START Data provided

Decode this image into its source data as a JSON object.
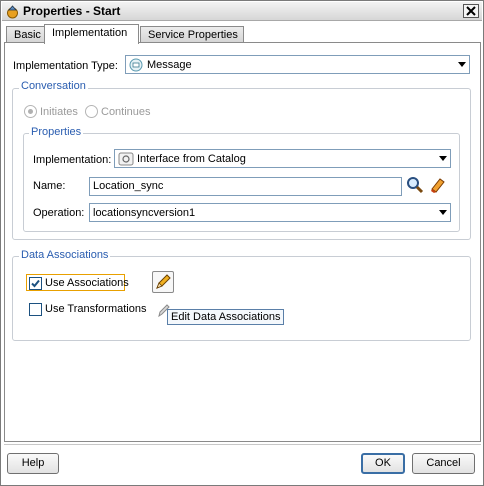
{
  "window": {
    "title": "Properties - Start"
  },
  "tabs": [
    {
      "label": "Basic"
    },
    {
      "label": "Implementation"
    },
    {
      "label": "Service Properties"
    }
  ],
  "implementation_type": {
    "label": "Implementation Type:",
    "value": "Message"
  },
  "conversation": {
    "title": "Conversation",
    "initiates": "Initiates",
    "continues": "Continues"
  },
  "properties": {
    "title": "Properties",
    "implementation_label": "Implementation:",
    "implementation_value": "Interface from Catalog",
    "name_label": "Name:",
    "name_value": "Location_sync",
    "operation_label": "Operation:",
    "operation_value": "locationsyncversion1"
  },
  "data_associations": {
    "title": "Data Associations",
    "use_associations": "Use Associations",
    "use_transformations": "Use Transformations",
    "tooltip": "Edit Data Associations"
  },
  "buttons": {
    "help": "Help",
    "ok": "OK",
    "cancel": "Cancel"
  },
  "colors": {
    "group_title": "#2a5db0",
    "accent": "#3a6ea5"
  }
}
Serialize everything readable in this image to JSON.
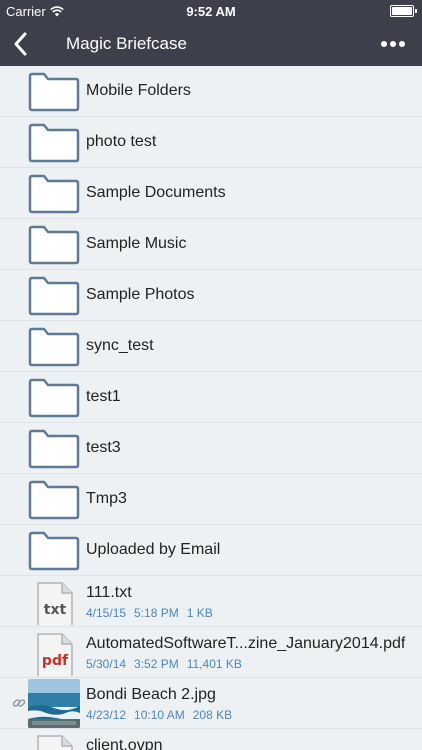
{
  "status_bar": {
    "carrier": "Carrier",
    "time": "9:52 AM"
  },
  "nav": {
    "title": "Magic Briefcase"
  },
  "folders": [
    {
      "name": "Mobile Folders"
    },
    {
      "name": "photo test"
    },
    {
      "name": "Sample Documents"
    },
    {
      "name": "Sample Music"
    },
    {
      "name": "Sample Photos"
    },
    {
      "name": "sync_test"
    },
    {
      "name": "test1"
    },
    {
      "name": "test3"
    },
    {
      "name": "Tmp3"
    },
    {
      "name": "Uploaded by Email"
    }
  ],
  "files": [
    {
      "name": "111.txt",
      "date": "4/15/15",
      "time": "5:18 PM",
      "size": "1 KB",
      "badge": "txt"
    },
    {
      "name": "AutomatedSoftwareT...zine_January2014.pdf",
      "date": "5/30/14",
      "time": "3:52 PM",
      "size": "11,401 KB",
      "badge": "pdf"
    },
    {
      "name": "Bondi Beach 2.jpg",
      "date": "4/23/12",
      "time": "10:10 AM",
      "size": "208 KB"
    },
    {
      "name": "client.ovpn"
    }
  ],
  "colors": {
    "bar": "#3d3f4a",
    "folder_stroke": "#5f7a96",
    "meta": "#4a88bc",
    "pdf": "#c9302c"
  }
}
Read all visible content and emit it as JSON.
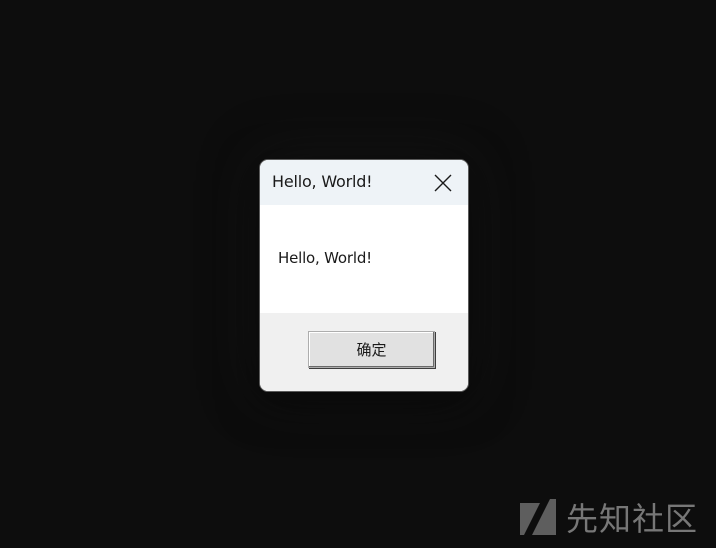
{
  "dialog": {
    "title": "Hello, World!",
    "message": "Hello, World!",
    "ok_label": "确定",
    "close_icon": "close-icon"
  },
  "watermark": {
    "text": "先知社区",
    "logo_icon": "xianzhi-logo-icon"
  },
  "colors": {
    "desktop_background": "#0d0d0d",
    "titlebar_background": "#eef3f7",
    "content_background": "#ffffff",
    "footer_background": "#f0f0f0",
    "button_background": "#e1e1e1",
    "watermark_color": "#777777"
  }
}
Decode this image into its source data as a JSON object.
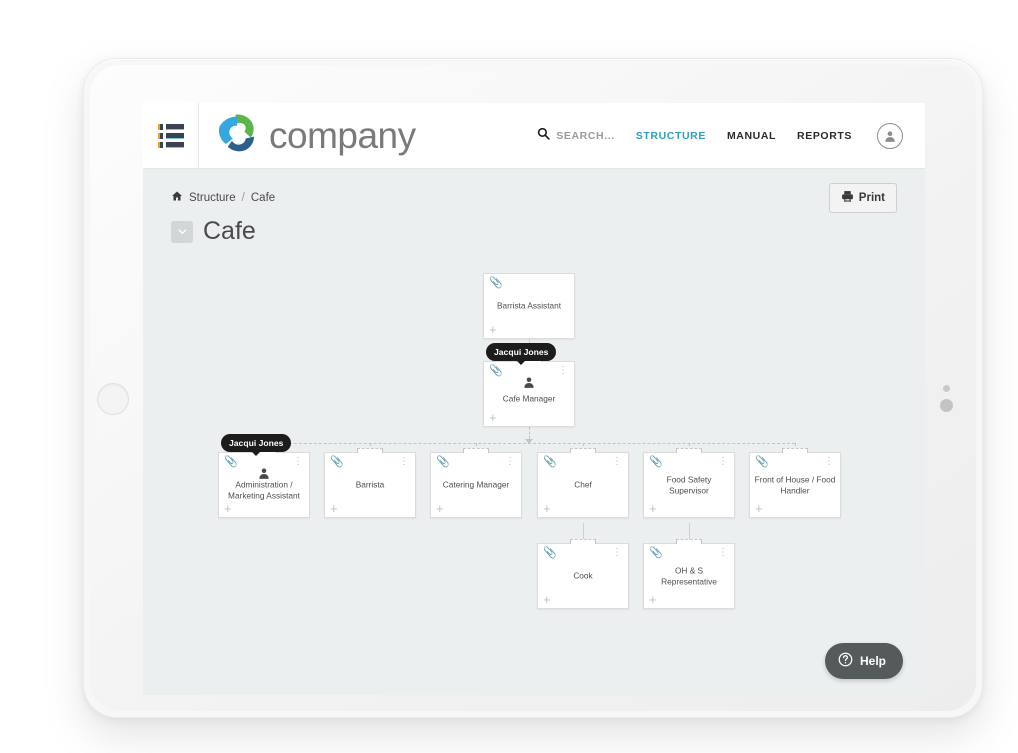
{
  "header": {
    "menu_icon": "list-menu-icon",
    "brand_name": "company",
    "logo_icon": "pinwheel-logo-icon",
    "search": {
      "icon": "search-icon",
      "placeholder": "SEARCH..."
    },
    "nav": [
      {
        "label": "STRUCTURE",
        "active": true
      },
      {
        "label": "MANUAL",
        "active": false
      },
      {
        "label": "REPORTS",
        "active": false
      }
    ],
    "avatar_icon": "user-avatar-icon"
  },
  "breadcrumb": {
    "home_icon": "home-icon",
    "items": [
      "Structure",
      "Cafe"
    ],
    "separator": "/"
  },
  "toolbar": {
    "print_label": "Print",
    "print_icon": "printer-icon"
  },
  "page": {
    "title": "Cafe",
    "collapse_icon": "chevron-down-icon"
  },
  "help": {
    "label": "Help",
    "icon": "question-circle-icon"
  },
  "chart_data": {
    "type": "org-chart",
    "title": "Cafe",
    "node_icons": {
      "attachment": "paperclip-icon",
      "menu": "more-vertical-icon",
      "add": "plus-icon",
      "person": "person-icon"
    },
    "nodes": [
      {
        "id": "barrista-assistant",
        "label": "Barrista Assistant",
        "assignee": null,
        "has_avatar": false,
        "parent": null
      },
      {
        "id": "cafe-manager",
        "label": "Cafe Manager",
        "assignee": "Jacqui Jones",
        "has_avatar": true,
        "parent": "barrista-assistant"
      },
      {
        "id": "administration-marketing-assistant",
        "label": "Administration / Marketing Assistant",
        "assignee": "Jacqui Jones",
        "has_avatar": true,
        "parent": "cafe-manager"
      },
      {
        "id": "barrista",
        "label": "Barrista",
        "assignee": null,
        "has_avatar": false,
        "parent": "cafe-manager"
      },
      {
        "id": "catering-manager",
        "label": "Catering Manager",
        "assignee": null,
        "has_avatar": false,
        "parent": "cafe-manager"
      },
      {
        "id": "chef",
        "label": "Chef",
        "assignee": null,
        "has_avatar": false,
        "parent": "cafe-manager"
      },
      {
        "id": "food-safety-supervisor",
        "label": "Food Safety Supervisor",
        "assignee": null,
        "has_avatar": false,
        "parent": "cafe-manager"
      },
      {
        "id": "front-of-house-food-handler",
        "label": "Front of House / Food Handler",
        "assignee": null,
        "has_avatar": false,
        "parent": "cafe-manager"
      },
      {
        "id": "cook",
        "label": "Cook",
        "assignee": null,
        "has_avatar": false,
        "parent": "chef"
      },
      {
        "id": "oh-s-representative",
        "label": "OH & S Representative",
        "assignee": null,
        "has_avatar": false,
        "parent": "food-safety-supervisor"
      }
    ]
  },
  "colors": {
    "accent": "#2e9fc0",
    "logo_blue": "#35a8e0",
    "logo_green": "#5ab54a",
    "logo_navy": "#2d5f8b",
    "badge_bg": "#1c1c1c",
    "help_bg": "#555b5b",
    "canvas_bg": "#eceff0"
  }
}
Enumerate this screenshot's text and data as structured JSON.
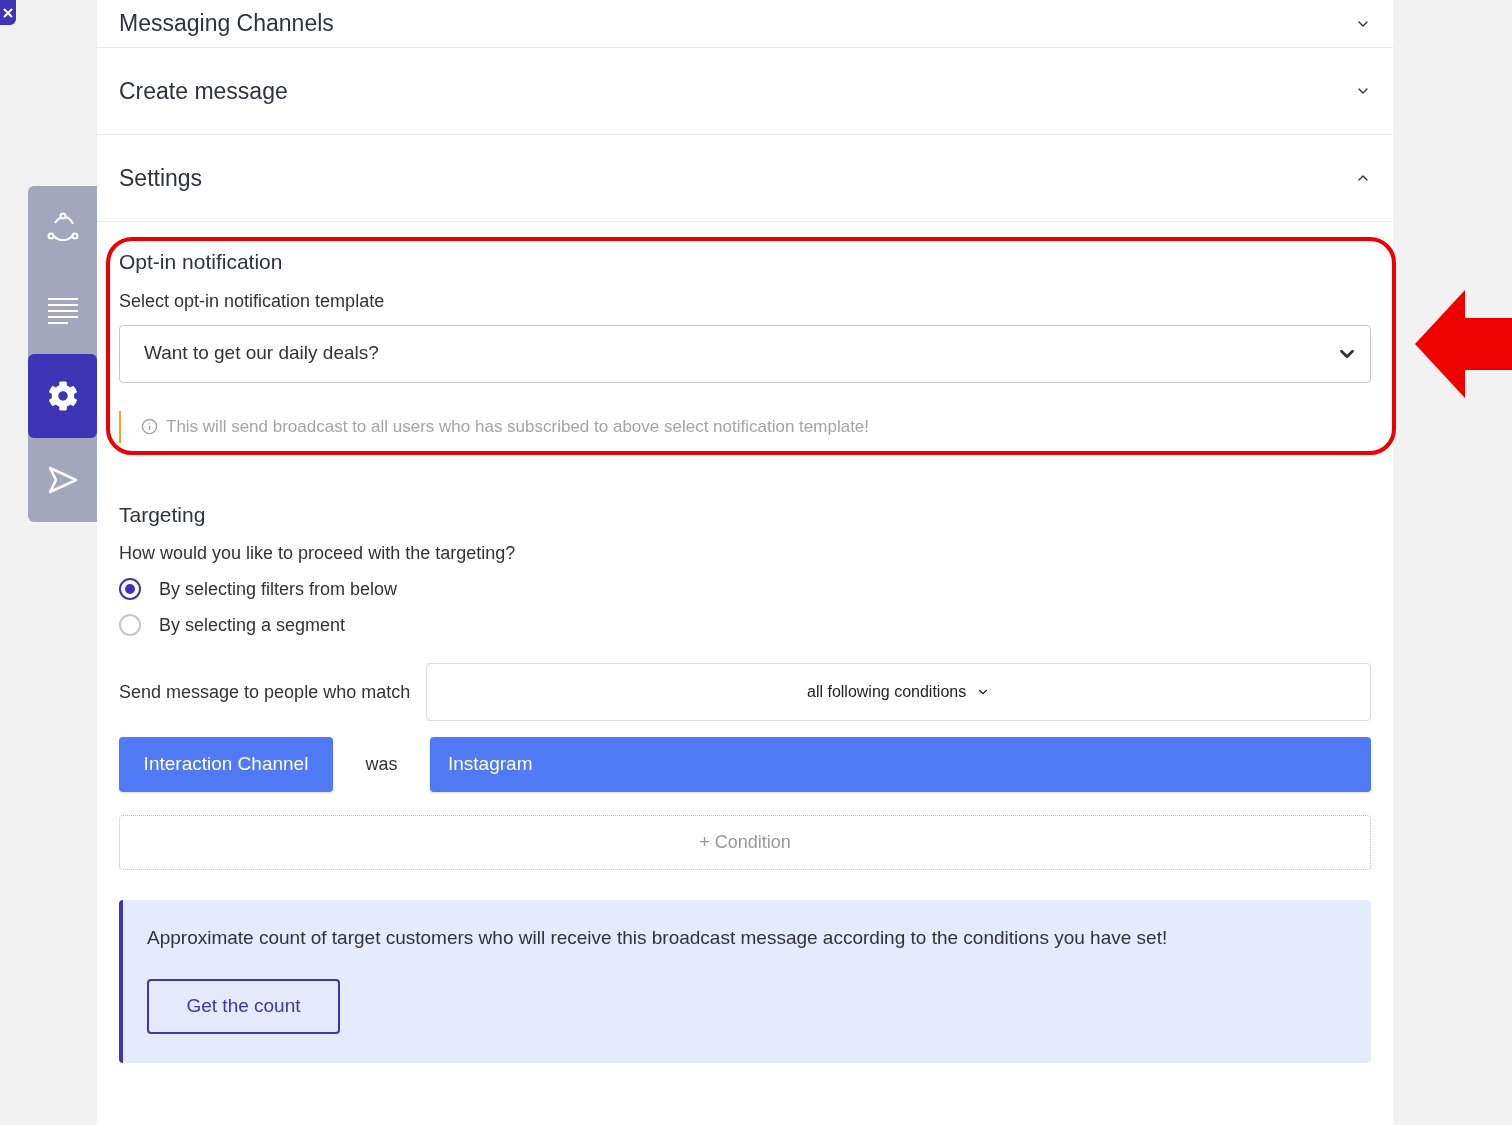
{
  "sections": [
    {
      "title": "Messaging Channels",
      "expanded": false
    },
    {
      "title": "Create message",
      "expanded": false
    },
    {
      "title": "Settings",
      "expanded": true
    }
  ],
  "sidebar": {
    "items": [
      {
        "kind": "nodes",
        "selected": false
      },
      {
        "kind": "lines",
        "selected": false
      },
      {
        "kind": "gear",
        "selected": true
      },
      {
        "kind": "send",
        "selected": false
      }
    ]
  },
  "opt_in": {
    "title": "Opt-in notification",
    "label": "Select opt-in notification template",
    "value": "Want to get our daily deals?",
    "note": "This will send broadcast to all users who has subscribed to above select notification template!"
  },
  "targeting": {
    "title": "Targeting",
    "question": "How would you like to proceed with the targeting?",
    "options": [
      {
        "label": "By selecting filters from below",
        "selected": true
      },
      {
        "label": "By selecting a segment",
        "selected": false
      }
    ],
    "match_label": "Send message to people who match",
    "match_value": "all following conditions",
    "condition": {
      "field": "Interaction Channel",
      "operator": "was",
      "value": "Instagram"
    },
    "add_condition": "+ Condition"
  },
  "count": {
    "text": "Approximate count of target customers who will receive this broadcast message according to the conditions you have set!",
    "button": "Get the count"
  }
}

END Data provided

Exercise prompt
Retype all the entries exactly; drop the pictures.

Solution
Decode this image into its source data as a JSON object.
{
  "window": {
    "title": "Properties - Start"
  },
  "tabs": [
    {
      "label": "Basic"
    },
    {
      "label": "Implementation"
    },
    {
      "label": "Service Properties"
    }
  ],
  "implementation_type": {
    "label": "Implementation Type:",
    "value": "Message"
  },
  "conversation": {
    "title": "Conversation",
    "initiates": "Initiates",
    "continues": "Continues"
  },
  "properties": {
    "title": "Properties",
    "implementation_label": "Implementation:",
    "implementation_value": "Interface from Catalog",
    "name_label": "Name:",
    "name_value": "Location_sync",
    "operation_label": "Operation:",
    "operation_value": "locationsyncversion1"
  },
  "data_associations": {
    "title": "Data Associations",
    "use_associations": "Use Associations",
    "use_transformations": "Use Transformations",
    "tooltip": "Edit Data Associations"
  },
  "buttons": {
    "help": "Help",
    "ok": "OK",
    "cancel": "Cancel"
  },
  "colors": {
    "group_title": "#2a5db0",
    "accent": "#3a6ea5"
  }
}
Serialize everything readable in this image to JSON.
{
  "status_bar": {
    "carrier": "Carrier",
    "time": "9:52 AM"
  },
  "nav": {
    "title": "Magic Briefcase"
  },
  "folders": [
    {
      "name": "Mobile Folders"
    },
    {
      "name": "photo test"
    },
    {
      "name": "Sample Documents"
    },
    {
      "name": "Sample Music"
    },
    {
      "name": "Sample Photos"
    },
    {
      "name": "sync_test"
    },
    {
      "name": "test1"
    },
    {
      "name": "test3"
    },
    {
      "name": "Tmp3"
    },
    {
      "name": "Uploaded by Email"
    }
  ],
  "files": [
    {
      "name": "111.txt",
      "date": "4/15/15",
      "time": "5:18 PM",
      "size": "1 KB",
      "badge": "txt"
    },
    {
      "name": "AutomatedSoftwareT...zine_January2014.pdf",
      "date": "5/30/14",
      "time": "3:52 PM",
      "size": "11,401 KB",
      "badge": "pdf"
    },
    {
      "name": "Bondi Beach 2.jpg",
      "date": "4/23/12",
      "time": "10:10 AM",
      "size": "208 KB"
    },
    {
      "name": "client.ovpn"
    }
  ],
  "colors": {
    "bar": "#3d3f4a",
    "folder_stroke": "#5f7a96",
    "meta": "#4a88bc",
    "pdf": "#c9302c"
  }
}
Read all visible content and emit it as JSON.
{
  "dialog": {
    "title": "Hello, World!",
    "message": "Hello, World!",
    "ok_label": "确定",
    "close_icon": "close-icon"
  },
  "watermark": {
    "text": "先知社区",
    "logo_icon": "xianzhi-logo-icon"
  },
  "colors": {
    "desktop_background": "#0d0d0d",
    "titlebar_background": "#eef3f7",
    "content_background": "#ffffff",
    "footer_background": "#f0f0f0",
    "button_background": "#e1e1e1",
    "watermark_color": "#777777"
  }
}
Decode this image into its source data as a JSON object.
{
  "header": {
    "menu_icon": "list-menu-icon",
    "brand_name": "company",
    "logo_icon": "pinwheel-logo-icon",
    "search": {
      "icon": "search-icon",
      "placeholder": "SEARCH..."
    },
    "nav": [
      {
        "label": "STRUCTURE",
        "active": true
      },
      {
        "label": "MANUAL",
        "active": false
      },
      {
        "label": "REPORTS",
        "active": false
      }
    ],
    "avatar_icon": "user-avatar-icon"
  },
  "breadcrumb": {
    "home_icon": "home-icon",
    "items": [
      "Structure",
      "Cafe"
    ],
    "separator": "/"
  },
  "toolbar": {
    "print_label": "Print",
    "print_icon": "printer-icon"
  },
  "page": {
    "title": "Cafe",
    "collapse_icon": "chevron-down-icon"
  },
  "help": {
    "label": "Help",
    "icon": "question-circle-icon"
  },
  "chart_data": {
    "type": "org-chart",
    "title": "Cafe",
    "node_icons": {
      "attachment": "paperclip-icon",
      "menu": "more-vertical-icon",
      "add": "plus-icon",
      "person": "person-icon"
    },
    "nodes": [
      {
        "id": "barrista-assistant",
        "label": "Barrista Assistant",
        "assignee": null,
        "has_avatar": false,
        "parent": null
      },
      {
        "id": "cafe-manager",
        "label": "Cafe Manager",
        "assignee": "Jacqui Jones",
        "has_avatar": true,
        "parent": "barrista-assistant"
      },
      {
        "id": "administration-marketing-assistant",
        "label": "Administration / Marketing Assistant",
        "assignee": "Jacqui Jones",
        "has_avatar": true,
        "parent": "cafe-manager"
      },
      {
        "id": "barrista",
        "label": "Barrista",
        "assignee": null,
        "has_avatar": false,
        "parent": "cafe-manager"
      },
      {
        "id": "catering-manager",
        "label": "Catering Manager",
        "assignee": null,
        "has_avatar": false,
        "parent": "cafe-manager"
      },
      {
        "id": "chef",
        "label": "Chef",
        "assignee": null,
        "has_avatar": false,
        "parent": "cafe-manager"
      },
      {
        "id": "food-safety-supervisor",
        "label": "Food Safety Supervisor",
        "assignee": null,
        "has_avatar": false,
        "parent": "cafe-manager"
      },
      {
        "id": "front-of-house-food-handler",
        "label": "Front of House / Food Handler",
        "assignee": null,
        "has_avatar": false,
        "parent": "cafe-manager"
      },
      {
        "id": "cook",
        "label": "Cook",
        "assignee": null,
        "has_avatar": false,
        "parent": "chef"
      },
      {
        "id": "oh-s-representative",
        "label": "OH & S Representative",
        "assignee": null,
        "has_avatar": false,
        "parent": "food-safety-supervisor"
      }
    ]
  },
  "colors": {
    "accent": "#2e9fc0",
    "logo_blue": "#35a8e0",
    "logo_green": "#5ab54a",
    "logo_navy": "#2d5f8b",
    "badge_bg": "#1c1c1c",
    "help_bg": "#555b5b",
    "canvas_bg": "#eceff0"
  }
}
Enumerate this screenshot's text and data as structured JSON.
{
  "sections": [
    {
      "title": "Messaging Channels",
      "expanded": false
    },
    {
      "title": "Create message",
      "expanded": false
    },
    {
      "title": "Settings",
      "expanded": true
    }
  ],
  "sidebar": {
    "items": [
      {
        "kind": "nodes",
        "selected": false
      },
      {
        "kind": "lines",
        "selected": false
      },
      {
        "kind": "gear",
        "selected": true
      },
      {
        "kind": "send",
        "selected": false
      }
    ]
  },
  "opt_in": {
    "title": "Opt-in notification",
    "label": "Select opt-in notification template",
    "value": "Want to get our daily deals?",
    "note": "This will send broadcast to all users who has subscribed to above select notification template!"
  },
  "targeting": {
    "title": "Targeting",
    "question": "How would you like to proceed with the targeting?",
    "options": [
      {
        "label": "By selecting filters from below",
        "selected": true
      },
      {
        "label": "By selecting a segment",
        "selected": false
      }
    ],
    "match_label": "Send message to people who match",
    "match_value": "all following conditions",
    "condition": {
      "field": "Interaction Channel",
      "operator": "was",
      "value": "Instagram"
    },
    "add_condition": "+ Condition"
  },
  "count": {
    "text": "Approximate count of target customers who will receive this broadcast message according to the conditions you have set!",
    "button": "Get the count"
  }
}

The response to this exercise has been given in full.